====== The records ======

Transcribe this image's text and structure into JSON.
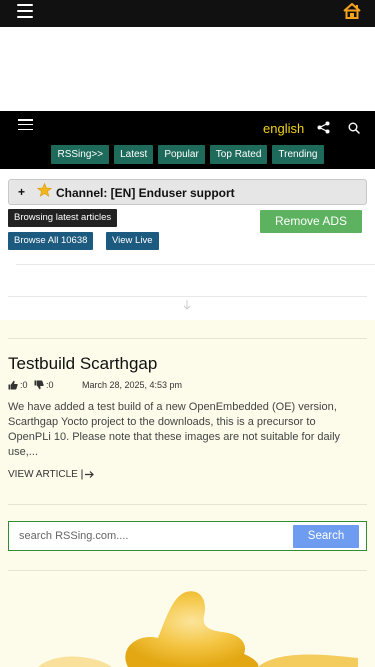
{
  "topbar": {
    "menu_icon": "hamburger-menu-icon",
    "home_icon": "home-icon",
    "accent_color": "#f7a21b"
  },
  "navbar": {
    "language": "english",
    "share_icon": "share-icon",
    "search_icon": "search-icon",
    "tabs": [
      {
        "label": "RSSing>>"
      },
      {
        "label": "Latest"
      },
      {
        "label": "Popular"
      },
      {
        "label": "Top Rated"
      },
      {
        "label": "Trending"
      }
    ],
    "tab_color": "#1e6b5c"
  },
  "channel": {
    "expand_symbol": "+",
    "title": "Channel: [EN] Enduser support",
    "star_icon": "star-icon"
  },
  "actions": {
    "browsing_latest": "Browsing latest articles",
    "browse_all": "Browse All 10638",
    "view_live": "View Live",
    "remove_ads": "Remove ADS"
  },
  "article": {
    "title": "Testbuild Scarthgap",
    "likes": ":0",
    "dislikes": ":0",
    "date": "March 28, 2025, 4:53 pm",
    "excerpt": "We have added a test build of a new OpenEmbedded (OE) version, Scarthgap Yocto project to the downloads, this is a precursor to OpenPLi 10. Please note that these images are not suitable for daily use,...",
    "read_more": "VIEW ARTICLE",
    "background": "#fdfbea"
  },
  "search": {
    "placeholder": "search RSSing.com....",
    "button": "Search",
    "border_color": "#2f8e2f",
    "button_color": "#6d9cf0"
  }
}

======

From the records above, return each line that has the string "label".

Answer to this task »
        "label": "RSSing>>"
        "label": "Latest"
        "label": "Popular"
        "label": "Top Rated"
        "label": "Trending"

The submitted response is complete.